Food & DrinkGrub Notes

Rise and Shine: In Search of Athens’ Best Biscuits

Between Ligaya Mishan’s recent New York Times article, “A Quest for New York’s Perfect Biscuit” (which attracted no small controversy, due to its highlighting of biscuits that featured chocolate, duck fat and—heavens!—sugar), and the discovery that, despite McDonald’s recent addition of all-day breakfast, you cannot get an Egg McMuffin past 10:30 a.m. in Georgia, due to our being in the “biscuit market,” biscuits are au courant. Flagpole’s own David Mack even featured them in his comic last week:

Mishan writes, “A Southern biscuit is equal parts comfort and controversy, its quality, authenticity and very classification as a biscuit subject to dispute. Its most crucial ingredient is not flour, fat, leavening or liquid, but nostalgia. The biscuit you ate at your grandmother’s knee is the only biscuit there will ever be.” To which the only proper answer is, “Bull.” Nostalgia is a powerful thing, but it doesn’t, or shouldn’t, trump taste.

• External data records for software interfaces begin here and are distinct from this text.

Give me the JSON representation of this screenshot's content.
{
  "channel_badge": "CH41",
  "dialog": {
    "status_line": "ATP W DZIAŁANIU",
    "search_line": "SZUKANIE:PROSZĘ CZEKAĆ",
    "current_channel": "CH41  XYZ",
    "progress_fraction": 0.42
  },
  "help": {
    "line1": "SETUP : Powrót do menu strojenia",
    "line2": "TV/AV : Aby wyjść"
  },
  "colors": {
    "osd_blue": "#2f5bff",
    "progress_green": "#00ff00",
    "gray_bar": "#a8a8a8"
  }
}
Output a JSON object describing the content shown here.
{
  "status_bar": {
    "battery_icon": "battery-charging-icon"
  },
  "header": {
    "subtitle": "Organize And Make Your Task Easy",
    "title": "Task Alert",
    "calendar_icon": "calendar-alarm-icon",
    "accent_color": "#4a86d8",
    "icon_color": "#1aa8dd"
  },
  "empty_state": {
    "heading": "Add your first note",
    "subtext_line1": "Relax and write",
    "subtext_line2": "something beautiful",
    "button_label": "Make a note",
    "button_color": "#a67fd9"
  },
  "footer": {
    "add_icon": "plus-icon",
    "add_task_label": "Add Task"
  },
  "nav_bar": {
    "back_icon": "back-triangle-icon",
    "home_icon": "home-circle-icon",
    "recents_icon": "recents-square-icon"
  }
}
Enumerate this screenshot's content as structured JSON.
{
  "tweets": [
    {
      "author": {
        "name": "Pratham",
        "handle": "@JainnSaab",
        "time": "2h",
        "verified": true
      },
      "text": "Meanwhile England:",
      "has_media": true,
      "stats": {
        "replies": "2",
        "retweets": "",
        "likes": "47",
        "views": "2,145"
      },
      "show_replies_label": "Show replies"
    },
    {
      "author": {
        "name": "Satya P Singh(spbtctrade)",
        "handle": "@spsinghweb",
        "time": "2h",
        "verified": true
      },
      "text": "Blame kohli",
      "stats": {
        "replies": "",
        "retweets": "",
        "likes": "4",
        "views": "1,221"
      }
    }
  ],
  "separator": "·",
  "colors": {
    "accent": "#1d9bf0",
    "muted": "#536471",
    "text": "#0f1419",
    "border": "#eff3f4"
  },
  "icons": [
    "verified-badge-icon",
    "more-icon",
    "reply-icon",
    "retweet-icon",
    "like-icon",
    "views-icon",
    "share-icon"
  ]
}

I have pulled over at countless convenience stores on small highways, drawn in by a sign reading “biscuits,” only to be fairly disappointed with the results. Egg and cheese and sausage lead to marginal satisfaction pretty much regardless, but their enclosure is often lacking: too dense, too doughy, too apt to stick to the roof of your mouth. The Bread Basket, in Boulevard, is generally renowned for its offerings, but the fillings (varied, well-priced, served with a smile) are better than the biscuit itself.

Angie’s Place (10336 Hwy. 72, in Hull, 706-546-6141) opens at 5 a.m. and serves its cathead biscuits until noon Monday through Saturday. The building is low and simple, with a mural of a train running across the front to mirror the railroad on the other side of the highway. Four windows each bear a line of a little rhyme: “Buttermilk Biscuits/ Here We Go/ Round and Round/ Whip That Dough.” Biscuits are sliced and assembled from pre-cooked ingredients in a hurry. If you require jelly, you can dip yourself some out of two large tubs at the end of the counter. The cheese grits are pretty minimal, done a little too thin and under-salted. Fried chicken comes in both regular and spicy versions. Your best bet is probably the pork tenderloin on a biscuit, which you can accessorize with gravy but does not require it. It has a kind of meaty simplicity that isn’t as obvious or crowd-pleasing as the salt-bomb of the sausage.

Better than Angie’s but more of a drive from Athens is Gina Belle’s (530 General Daniels Ave. N., in Danielsville, 706-795-0288), which serves breakfast and lunch most days, but breakfast only on Saturdays, when it closes at 11 a.m. I had planned on checking out its lunch options, which are well reviewed, but chairs were up on tables and things were shutting down. Thankfully, there were still biscuits and some fillings on the steam table, and they turned out to be excellent. Gina Belle’s also does the flat, ginormous style of biscuits known as “cathead,” but they’re both more delicate in texture and a touch saltier than at Angie’s. The browned crust, which can bland out at many a biscuit retailer, is particularly good, and the country ham, sliced thin, pairs perfectly with the whole package.

In Athens (well, Bogart, technically), Strickland’s (4723 Atlanta Hwy., 706-548-7003) is still the gold standard when it comes to the classics, with biscuits available with traditional fillings in the a.m. and plain, as a bread with lunch offerings in the p.m. That said, Jarad Blanton at The Pine (1235 S. Milledge Ave., 706-208-0059) is making a strong case for himself with the restaurant’s Biscuit Brunch, served Saturday and Sunday from 10 a.m.–2 p.m.

As you hoof it up the hill from the parking lot in the back, should you not be able to snag one of the few spots in the front, you’ll pass the folks who opted for Waffle House instead, perhaps soaking up last night’s debauchery with some old-school grease. They shouldn’t have written off the place next door. Sure, you can’t hear “Waffle Doo Wop” at The Pine, but Blanton’s basic buttermilk biscuit with sausage gravy is just as capable of treating your hangover. Tall rather than flat, it manages to stand up to the intensity of the gravy with housemade sausage and a faint hint of citrus, the delicate yin to the gravy’s ballsy yang.

Blanton says his Southern grandmother made biscuits when he was growing up that were always his favorite thing; she taught his mother how to make them, and his mother taught him. His food has always had gusto as a hallmark, and he says he uses bacon fat in all his roux and confit, but the lightness of the biscuit is an even more impressive achievement. The brunch has a small menu, with a few flatbreads, some other more complicated biscuits, pimento cheese grits and, post-12:30 p.m., a smoothie that incorporates Cathead Vodka and spicy Blenheim ginger ale.